The Swiss have it easy: they completely eliminated the ß (eszett or "sharp s") some years ago, but since we are teaching Standard German at Yabla, we should learn a few general rules about which words use s, ss, and ß.
1. Single s
There are no words in German that begin with ss or ß, so that rule is easy. A single s will usually come after the letters l, m, n and r when a vowel follows the s, with words such as: der Balsam (the balm), die Bremse (the brake), and sparsam (economical):
Das ist sehr sparsam!
This is very economical!
Caption 38, Der Trabi: Das Kultauto aus dem Osten
A single s will usually come before the letter p, with words such as raspeln (to grate), lispeln (to lisp), and die Knospe (the bud):
Knospen, Blätter oder Früchte von Platanen zum Beispiel…
Buds, leaves, or fruit from the plane trees, for example…
Caption 26, Freilebende Papageien: Überwintern in Wiesbaden
In most cases, only a single s will come before the letter t, with words such as die Liste (the list), pusten (slang: to blow), and prusten (to puff):
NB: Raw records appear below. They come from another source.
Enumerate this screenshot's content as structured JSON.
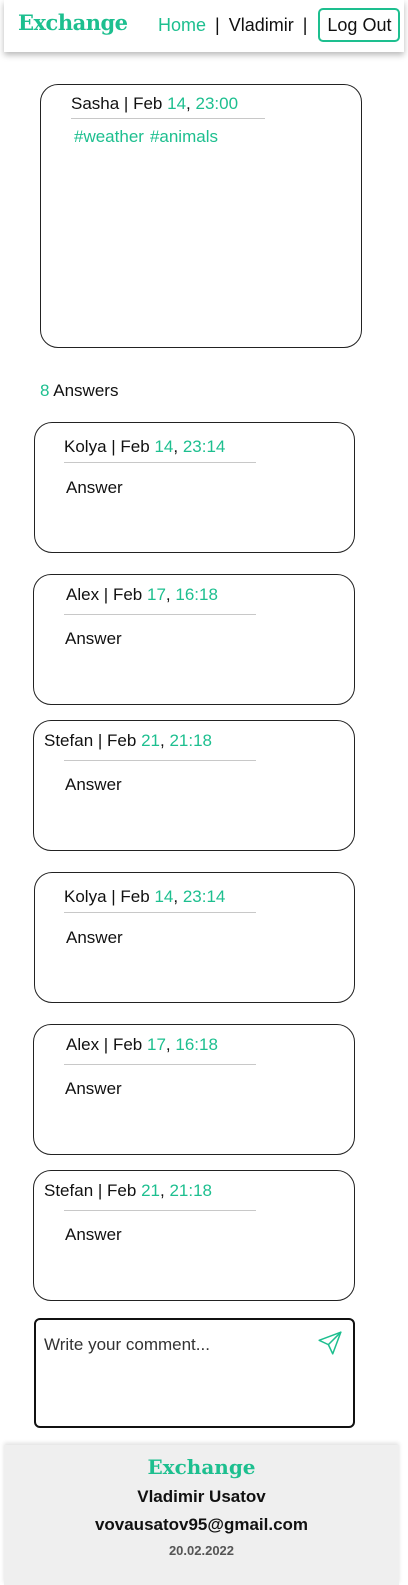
{
  "header": {
    "logo": "Exchange",
    "nav": {
      "home": "Home",
      "separator": "|",
      "user": "Vladimir",
      "logout": "Log Out"
    }
  },
  "question": {
    "author": "Sasha",
    "sep": " | ",
    "month": "Feb ",
    "day": "14",
    "comma": ", ",
    "time": "23:00",
    "tags": [
      "#weather",
      "#animals"
    ]
  },
  "answers_count": {
    "count": "8",
    "label": " Answers"
  },
  "answers": [
    {
      "author": "Kolya",
      "sep": " | ",
      "month": "Feb ",
      "day": "14",
      "comma": ", ",
      "time": "23:14",
      "text": "Answer"
    },
    {
      "author": "Alex",
      "sep": " | ",
      "month": "Feb ",
      "day": "17",
      "comma": ", ",
      "time": "16:18",
      "text": "Answer"
    },
    {
      "author": "Stefan",
      "sep": " | ",
      "month": "Feb ",
      "day": "21",
      "comma": ", ",
      "time": "21:18",
      "text": "Answer"
    },
    {
      "author": "Kolya",
      "sep": " | ",
      "month": "Feb ",
      "day": "14",
      "comma": ", ",
      "time": "23:14",
      "text": "Answer"
    },
    {
      "author": "Alex",
      "sep": " | ",
      "month": "Feb ",
      "day": "17",
      "comma": ", ",
      "time": "16:18",
      "text": "Answer"
    },
    {
      "author": "Stefan",
      "sep": " | ",
      "month": "Feb ",
      "day": "21",
      "comma": ", ",
      "time": "21:18",
      "text": "Answer"
    }
  ],
  "comment": {
    "placeholder": "Write your comment...",
    "send_icon": "send-icon"
  },
  "footer": {
    "logo": "Exchange",
    "name": "Vladimir Usatov",
    "email": "vovausatov95@gmail.com",
    "date": "20.02.2022"
  },
  "colors": {
    "accent": "#1dbf8f",
    "text": "#111111",
    "footer_bg": "#efefef"
  }
}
Dann will ich husten und will prusten und euer Haus zusammenpusten!
Then I'll huff and I'll puff and I'll blow your house down!
Caption 50, Märchen, Sagenhaft: Die drei kleinen Schweinchen
2. Double s
The double s is usually written only after a short vowel, with words such as das Schloss (the castle), ein bisschen (a little bit), and passend (fitting):
Eigentlich hätte es gar keine passendere Rolle für sie geben können.
Actually, there couldn't at all have been a more fitting role for her.
Caption 16: Christina Aguilera und Cher: in Deutschland
3. Eszett: ß
The ß is usually used after a long vowel or double-vowel combination (dipthong), in words such as die Straße (the street), der Meißel (the chisel), and stoßen (to bump, to repel):
Gut, und die stoßen sich ab.
Good and they repel one another.
Caption 35, Das 1. Newtonsche Gesetz: erklärt am Beispiel des Dodomobils
4. Verbs that vary between ss and ß
Just to make it more complicated, there are some verbs that are written with ß in the infinitive, but switch to ss when conjugated — and vice versa too! For instance the verb vergessen (to forget) uses the letter ss in the infinitive and present tenses (ich vergesse, I forget), but switches to the ß in the past (preterite) tense:
Belle gewann das Biest so lieb, dass sie seine äußere Erscheinung darüber völlig vergaß.
Belle became so fond of the beast that she fully forgot about his outward appearance.
Captions 61-62, Märchen, Sagenhaft: Die Schöne und das Biest
Do a search on Yabla German and see if you can find some more examples of verbs that vary between ß and ss in their infinitives and their conjugations.